WORK TO COMPLETE: Check each line of the data below for the word "structured", then extract the ones that have it.

GIVEN INFORMATION:
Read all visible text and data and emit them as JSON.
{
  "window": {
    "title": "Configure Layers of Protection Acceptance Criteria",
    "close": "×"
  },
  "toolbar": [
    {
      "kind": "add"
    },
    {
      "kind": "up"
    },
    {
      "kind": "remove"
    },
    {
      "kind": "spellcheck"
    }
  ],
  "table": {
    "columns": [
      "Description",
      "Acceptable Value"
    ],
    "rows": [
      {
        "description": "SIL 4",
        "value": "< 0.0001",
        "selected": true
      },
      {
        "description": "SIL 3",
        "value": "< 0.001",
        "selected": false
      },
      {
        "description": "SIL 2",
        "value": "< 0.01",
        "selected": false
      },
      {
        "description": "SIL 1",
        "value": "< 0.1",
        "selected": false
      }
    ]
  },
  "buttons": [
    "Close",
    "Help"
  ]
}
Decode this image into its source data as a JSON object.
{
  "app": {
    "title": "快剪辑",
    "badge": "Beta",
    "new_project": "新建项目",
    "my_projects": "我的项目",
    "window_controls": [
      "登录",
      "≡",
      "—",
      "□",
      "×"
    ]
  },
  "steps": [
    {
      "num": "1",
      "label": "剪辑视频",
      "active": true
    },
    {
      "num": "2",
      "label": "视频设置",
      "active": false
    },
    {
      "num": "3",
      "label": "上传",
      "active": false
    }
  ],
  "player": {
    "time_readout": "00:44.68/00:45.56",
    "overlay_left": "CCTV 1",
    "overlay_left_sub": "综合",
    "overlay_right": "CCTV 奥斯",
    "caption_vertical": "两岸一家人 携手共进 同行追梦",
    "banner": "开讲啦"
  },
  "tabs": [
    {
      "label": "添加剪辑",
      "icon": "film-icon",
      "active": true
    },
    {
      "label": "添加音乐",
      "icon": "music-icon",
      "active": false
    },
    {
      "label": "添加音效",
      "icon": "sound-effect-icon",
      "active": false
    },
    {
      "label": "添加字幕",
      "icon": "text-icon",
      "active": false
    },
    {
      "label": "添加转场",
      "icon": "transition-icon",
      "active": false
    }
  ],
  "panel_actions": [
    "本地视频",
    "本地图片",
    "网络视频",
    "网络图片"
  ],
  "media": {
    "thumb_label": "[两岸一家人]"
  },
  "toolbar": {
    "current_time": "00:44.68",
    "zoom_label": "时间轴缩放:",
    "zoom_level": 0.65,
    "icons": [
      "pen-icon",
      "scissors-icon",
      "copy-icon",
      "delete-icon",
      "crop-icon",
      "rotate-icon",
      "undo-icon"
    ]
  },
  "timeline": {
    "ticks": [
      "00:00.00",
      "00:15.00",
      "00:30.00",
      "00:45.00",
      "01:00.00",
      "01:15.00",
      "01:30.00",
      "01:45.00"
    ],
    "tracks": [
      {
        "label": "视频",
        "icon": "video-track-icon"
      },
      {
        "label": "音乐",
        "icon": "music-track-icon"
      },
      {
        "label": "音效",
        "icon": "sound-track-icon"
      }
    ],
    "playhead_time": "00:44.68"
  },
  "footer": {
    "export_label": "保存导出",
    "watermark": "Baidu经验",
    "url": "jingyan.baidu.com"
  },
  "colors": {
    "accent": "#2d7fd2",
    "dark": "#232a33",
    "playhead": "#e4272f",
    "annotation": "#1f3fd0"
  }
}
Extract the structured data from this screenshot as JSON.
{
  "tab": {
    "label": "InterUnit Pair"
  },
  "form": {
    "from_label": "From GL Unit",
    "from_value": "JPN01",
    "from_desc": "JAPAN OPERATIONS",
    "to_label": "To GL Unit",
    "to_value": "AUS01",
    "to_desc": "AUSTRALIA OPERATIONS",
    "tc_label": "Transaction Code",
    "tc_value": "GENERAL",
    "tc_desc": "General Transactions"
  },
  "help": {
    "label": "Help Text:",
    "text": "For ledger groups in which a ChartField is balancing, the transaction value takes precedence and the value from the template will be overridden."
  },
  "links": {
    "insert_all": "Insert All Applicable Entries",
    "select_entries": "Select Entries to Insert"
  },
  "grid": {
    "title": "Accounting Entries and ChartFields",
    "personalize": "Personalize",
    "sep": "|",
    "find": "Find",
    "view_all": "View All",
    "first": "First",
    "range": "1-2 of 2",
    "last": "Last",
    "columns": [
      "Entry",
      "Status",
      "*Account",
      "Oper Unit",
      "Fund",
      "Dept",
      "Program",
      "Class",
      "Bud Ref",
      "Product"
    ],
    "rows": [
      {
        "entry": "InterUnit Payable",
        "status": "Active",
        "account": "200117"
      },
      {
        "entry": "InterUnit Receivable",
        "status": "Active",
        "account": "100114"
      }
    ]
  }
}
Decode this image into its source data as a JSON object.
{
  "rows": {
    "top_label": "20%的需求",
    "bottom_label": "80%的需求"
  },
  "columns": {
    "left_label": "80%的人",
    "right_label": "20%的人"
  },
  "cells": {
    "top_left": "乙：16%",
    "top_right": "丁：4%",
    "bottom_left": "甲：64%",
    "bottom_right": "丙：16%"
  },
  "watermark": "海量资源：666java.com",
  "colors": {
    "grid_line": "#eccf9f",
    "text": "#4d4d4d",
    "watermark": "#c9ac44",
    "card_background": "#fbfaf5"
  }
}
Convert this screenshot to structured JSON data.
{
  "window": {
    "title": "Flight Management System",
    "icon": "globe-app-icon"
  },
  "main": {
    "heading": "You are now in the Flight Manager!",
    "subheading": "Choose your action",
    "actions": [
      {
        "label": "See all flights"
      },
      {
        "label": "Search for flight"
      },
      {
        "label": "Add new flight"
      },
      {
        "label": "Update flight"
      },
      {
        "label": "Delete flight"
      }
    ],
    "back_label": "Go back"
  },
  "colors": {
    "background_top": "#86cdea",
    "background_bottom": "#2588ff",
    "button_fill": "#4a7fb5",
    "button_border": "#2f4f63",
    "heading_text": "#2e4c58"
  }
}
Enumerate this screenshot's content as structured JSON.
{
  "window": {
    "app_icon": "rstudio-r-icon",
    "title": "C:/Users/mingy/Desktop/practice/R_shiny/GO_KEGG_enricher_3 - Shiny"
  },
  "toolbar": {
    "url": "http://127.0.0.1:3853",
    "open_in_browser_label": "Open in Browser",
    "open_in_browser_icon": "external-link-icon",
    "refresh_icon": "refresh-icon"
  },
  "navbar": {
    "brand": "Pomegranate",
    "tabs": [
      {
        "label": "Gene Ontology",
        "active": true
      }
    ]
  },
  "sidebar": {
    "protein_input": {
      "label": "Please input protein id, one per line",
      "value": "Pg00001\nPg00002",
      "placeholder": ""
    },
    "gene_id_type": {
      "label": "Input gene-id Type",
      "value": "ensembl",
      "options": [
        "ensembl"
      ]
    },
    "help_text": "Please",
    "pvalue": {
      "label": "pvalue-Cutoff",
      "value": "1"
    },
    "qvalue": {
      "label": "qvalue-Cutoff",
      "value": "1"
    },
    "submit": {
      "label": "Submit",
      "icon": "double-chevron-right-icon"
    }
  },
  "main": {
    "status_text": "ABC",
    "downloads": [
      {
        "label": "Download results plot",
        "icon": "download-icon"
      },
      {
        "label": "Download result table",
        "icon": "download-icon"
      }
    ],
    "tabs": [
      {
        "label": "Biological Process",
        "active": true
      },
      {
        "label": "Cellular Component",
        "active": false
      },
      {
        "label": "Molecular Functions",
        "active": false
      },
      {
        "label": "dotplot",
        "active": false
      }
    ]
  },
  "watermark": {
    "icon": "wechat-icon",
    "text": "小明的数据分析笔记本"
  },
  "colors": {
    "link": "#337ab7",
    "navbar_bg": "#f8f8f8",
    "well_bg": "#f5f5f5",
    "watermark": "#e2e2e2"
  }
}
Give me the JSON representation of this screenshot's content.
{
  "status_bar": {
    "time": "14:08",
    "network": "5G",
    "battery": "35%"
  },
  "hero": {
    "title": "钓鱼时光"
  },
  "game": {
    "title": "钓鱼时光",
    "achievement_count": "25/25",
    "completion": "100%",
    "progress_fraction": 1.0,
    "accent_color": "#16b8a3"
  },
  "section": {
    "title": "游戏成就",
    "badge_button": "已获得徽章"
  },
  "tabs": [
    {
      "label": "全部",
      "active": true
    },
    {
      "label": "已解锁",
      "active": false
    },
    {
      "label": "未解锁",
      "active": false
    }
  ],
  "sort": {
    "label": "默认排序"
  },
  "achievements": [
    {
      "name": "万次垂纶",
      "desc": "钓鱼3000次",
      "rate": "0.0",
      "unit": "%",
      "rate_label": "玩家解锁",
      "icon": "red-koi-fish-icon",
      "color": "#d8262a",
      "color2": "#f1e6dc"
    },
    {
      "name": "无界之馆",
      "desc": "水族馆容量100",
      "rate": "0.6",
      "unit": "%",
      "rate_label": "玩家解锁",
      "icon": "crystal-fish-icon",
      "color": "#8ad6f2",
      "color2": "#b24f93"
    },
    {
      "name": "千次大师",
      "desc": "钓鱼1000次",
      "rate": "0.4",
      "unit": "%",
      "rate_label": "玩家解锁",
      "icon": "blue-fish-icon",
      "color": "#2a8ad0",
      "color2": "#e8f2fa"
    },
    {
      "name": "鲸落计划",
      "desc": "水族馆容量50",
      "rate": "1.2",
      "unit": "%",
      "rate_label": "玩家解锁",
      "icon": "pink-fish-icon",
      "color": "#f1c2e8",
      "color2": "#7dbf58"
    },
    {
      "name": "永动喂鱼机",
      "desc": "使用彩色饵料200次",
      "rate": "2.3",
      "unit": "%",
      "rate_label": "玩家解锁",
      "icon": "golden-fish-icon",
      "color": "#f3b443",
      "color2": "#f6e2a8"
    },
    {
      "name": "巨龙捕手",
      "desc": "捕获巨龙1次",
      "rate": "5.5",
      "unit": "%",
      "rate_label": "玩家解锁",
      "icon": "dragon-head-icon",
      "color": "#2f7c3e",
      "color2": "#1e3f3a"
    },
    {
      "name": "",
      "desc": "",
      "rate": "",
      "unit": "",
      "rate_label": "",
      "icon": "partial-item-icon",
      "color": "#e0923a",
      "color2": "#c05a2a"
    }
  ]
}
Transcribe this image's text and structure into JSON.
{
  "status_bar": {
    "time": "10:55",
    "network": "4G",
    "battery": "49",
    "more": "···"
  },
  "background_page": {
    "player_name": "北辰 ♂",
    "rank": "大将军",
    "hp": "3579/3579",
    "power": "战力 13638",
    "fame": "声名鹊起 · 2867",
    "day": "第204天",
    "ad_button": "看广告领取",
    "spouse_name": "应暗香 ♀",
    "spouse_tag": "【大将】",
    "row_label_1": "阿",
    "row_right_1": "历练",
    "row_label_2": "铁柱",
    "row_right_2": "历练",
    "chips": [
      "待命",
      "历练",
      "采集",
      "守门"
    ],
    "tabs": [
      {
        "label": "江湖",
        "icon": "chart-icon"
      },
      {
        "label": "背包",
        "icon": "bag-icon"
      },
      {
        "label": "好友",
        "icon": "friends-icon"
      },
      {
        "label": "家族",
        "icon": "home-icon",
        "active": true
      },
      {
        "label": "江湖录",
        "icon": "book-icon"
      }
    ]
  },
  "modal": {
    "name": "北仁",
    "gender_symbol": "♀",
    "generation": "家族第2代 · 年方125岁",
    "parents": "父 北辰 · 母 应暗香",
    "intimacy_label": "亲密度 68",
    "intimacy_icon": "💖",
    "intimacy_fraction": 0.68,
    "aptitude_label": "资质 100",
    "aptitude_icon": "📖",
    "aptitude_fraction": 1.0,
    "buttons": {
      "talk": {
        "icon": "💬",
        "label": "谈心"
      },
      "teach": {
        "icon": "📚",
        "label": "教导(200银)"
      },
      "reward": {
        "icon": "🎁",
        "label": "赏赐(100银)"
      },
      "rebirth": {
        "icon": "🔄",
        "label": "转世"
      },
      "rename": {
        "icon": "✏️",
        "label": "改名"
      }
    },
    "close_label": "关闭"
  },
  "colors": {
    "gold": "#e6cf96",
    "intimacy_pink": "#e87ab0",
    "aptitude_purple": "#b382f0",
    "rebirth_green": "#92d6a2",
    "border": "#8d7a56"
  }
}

FINISHED EXERCISE:
Extract the structured data from this screenshot as JSON.
Convert this screenshot to structured JSON data.
Enumerate this screenshot's content as structured JSON.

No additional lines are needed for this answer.